• [Work instructions] Take each line of the records below that contains the string "JSON" and copy it.

•••

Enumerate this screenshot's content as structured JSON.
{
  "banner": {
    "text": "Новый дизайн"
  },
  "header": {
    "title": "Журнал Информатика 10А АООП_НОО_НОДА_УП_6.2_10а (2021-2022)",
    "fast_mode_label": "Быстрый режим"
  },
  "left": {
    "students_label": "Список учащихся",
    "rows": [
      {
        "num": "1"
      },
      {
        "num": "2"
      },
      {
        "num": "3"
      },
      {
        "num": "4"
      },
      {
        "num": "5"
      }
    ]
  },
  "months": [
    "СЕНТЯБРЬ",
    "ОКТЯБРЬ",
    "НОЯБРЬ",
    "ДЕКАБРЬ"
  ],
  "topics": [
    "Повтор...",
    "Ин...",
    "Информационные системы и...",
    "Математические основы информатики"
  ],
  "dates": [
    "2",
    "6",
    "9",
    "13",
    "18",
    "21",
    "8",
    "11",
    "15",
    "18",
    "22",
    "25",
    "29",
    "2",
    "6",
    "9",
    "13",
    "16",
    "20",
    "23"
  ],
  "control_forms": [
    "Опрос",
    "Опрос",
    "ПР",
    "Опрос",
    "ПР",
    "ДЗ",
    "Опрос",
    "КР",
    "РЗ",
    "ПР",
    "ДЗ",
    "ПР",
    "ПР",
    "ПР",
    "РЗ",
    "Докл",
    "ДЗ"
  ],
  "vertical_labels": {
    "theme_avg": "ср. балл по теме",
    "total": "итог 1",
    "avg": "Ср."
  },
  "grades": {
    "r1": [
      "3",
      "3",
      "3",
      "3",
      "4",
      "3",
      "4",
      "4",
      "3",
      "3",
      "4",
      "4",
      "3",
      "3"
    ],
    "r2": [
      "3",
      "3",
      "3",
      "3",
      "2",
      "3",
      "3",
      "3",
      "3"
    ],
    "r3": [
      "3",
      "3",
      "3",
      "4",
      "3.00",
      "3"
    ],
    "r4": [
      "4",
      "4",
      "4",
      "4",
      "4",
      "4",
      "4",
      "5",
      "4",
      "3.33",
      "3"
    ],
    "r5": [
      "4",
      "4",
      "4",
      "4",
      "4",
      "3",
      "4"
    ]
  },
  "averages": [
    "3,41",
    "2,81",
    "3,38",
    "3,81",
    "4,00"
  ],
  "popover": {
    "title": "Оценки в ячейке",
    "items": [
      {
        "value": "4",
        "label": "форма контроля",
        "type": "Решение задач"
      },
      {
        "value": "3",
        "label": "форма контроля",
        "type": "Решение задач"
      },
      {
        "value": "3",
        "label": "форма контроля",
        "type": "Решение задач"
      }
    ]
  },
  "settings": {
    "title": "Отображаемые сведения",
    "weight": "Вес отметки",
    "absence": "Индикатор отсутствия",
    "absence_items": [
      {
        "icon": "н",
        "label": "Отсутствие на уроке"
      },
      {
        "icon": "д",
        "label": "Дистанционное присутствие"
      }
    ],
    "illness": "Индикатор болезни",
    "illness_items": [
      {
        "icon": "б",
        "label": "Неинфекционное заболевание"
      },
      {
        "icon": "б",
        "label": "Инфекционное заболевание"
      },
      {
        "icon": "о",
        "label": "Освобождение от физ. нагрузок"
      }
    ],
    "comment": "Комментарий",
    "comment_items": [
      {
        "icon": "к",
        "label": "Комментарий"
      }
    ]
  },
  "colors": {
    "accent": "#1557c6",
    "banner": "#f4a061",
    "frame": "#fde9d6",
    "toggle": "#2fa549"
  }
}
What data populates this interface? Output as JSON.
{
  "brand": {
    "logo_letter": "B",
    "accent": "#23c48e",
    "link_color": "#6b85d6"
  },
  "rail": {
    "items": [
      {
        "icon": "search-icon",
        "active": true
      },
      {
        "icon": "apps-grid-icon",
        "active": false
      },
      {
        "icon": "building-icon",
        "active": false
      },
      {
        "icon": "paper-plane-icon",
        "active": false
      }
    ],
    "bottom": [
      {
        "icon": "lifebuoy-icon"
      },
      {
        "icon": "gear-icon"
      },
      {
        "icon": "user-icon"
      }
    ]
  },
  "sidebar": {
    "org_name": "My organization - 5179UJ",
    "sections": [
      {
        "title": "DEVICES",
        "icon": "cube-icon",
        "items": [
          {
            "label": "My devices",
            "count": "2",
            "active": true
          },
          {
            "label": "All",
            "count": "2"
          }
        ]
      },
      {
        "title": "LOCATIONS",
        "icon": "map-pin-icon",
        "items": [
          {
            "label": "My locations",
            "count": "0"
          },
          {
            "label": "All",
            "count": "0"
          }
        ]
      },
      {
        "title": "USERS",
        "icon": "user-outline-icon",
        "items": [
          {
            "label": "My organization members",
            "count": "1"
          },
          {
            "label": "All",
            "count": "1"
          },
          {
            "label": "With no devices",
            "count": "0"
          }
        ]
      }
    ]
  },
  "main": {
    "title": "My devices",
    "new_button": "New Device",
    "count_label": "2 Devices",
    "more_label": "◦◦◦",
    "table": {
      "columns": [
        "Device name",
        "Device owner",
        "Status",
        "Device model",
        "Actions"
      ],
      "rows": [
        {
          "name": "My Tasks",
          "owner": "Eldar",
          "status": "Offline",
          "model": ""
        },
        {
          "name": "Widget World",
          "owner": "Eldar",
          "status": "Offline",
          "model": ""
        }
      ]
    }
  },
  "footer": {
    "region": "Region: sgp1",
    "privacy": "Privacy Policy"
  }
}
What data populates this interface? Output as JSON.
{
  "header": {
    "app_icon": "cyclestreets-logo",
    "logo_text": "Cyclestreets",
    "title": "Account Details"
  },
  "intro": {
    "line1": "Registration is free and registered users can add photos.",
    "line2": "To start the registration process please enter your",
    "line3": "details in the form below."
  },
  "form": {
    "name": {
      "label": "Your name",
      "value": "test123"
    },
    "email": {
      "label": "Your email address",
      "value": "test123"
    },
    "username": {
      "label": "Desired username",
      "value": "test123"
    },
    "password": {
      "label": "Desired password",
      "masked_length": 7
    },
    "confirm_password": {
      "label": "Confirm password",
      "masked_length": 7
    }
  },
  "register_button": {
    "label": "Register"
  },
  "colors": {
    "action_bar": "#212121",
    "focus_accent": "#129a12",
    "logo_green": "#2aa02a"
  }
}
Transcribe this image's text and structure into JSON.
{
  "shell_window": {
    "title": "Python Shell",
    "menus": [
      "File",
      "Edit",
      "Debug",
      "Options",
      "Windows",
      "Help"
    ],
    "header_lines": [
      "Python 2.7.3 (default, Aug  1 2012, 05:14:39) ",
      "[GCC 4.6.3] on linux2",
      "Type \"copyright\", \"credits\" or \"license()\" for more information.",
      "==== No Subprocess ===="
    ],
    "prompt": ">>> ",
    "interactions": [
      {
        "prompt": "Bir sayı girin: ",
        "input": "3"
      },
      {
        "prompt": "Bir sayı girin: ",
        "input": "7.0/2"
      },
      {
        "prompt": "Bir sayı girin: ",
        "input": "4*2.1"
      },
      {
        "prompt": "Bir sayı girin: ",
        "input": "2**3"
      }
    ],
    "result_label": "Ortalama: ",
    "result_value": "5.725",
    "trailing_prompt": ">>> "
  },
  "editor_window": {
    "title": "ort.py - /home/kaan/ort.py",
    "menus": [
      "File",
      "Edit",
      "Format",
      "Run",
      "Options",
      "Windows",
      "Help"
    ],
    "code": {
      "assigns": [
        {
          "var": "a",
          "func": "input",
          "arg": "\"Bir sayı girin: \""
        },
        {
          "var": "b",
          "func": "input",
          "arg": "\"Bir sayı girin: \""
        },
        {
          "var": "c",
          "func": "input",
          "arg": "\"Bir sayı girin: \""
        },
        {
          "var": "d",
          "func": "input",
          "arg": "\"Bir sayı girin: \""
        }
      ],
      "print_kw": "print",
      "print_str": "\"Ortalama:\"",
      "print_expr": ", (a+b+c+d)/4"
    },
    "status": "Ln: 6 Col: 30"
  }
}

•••

• [Written reply]
Enumerate this screenshot's content as structured JSON.
What data populates this interface? Output as JSON.
What data populates this interface? Output as JSON.
Transcribe this image's text and structure into JSON.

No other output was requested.